It’s simple math but I’ll spell it out in different terms. You could throw down $20 for that CD of Barry Manilow’s Greatest Hits! And you know it’s packed with awesome tunes like Mandy, and Copacabana, and that song about writing songs…it’s pretty much gold! But $20, that’s a lot of clams for 15 songs (Hey, he’s gotta save something for Greatest Hits 4, right?) So you look in the dust bin and find a cassette of Wang Chung’s Greatest Hits for 99 cents! Wang Chung had TWO good songs — that’s less than 50 cents per awesome song! Your mom’s Cavalier still has its tape deck after all; it’s hipster-relevant! So, that’s why I buy those Wang Chung Hobby Boxes.
Where were we…Oh right, Panini’s Rookie Anthology ’12-13. According to the box, you get “One Rookie Treasure Autograph Jersey Per Box.” And my draw from this box was THIS card of a hot up and comer named (drum roll, please)… Continue reading “The Ballad of Shawn Hunwick”
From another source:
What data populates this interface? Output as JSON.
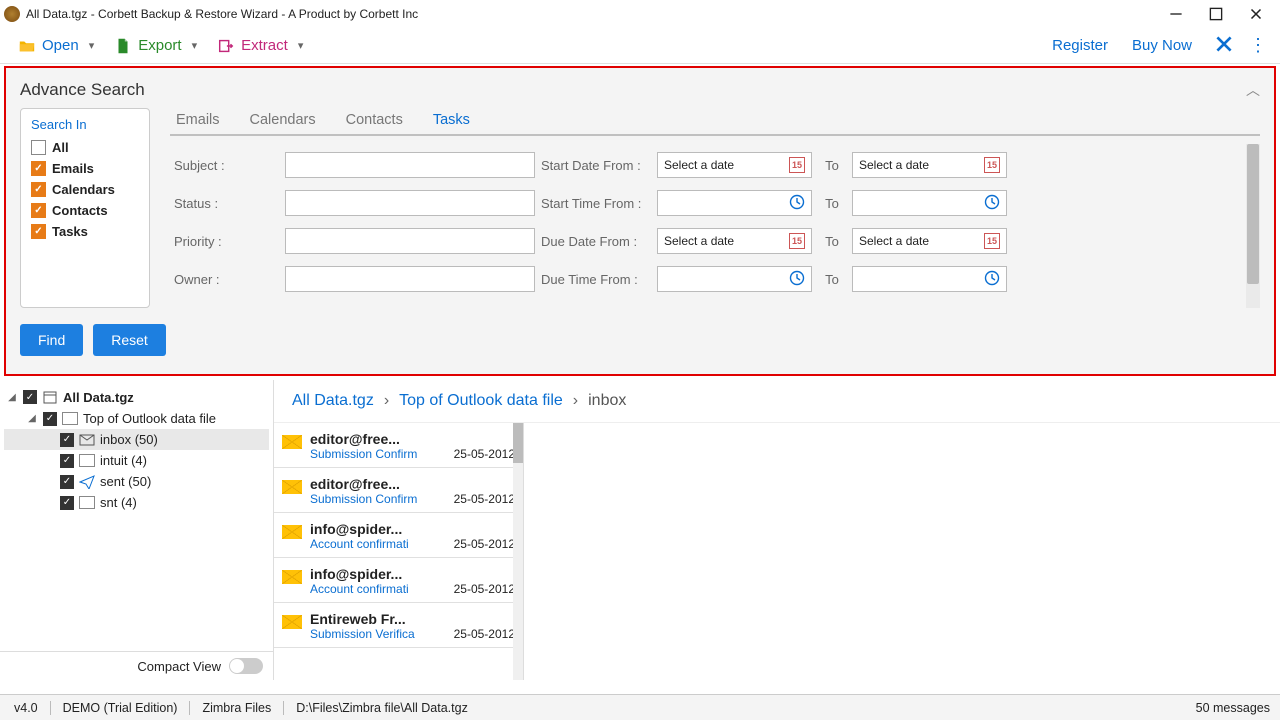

K–Mart stores in Illinois are selling full boxes of older Panini Hockey Stickers at heavily discounted prices.I purchased a box of 2008-09 Panini Hockey Stickers for $21.99 plus tax at a Super K-Mart in Bradley, IL yesterday. A box contains 50 packs. Each pack has five stickers. Packs originally sold for 89 cents, so at $22 a box I basically got these at half price. Although I acquired an album a long time ago, I never did bother to build this set. I figured now was a good time to do so.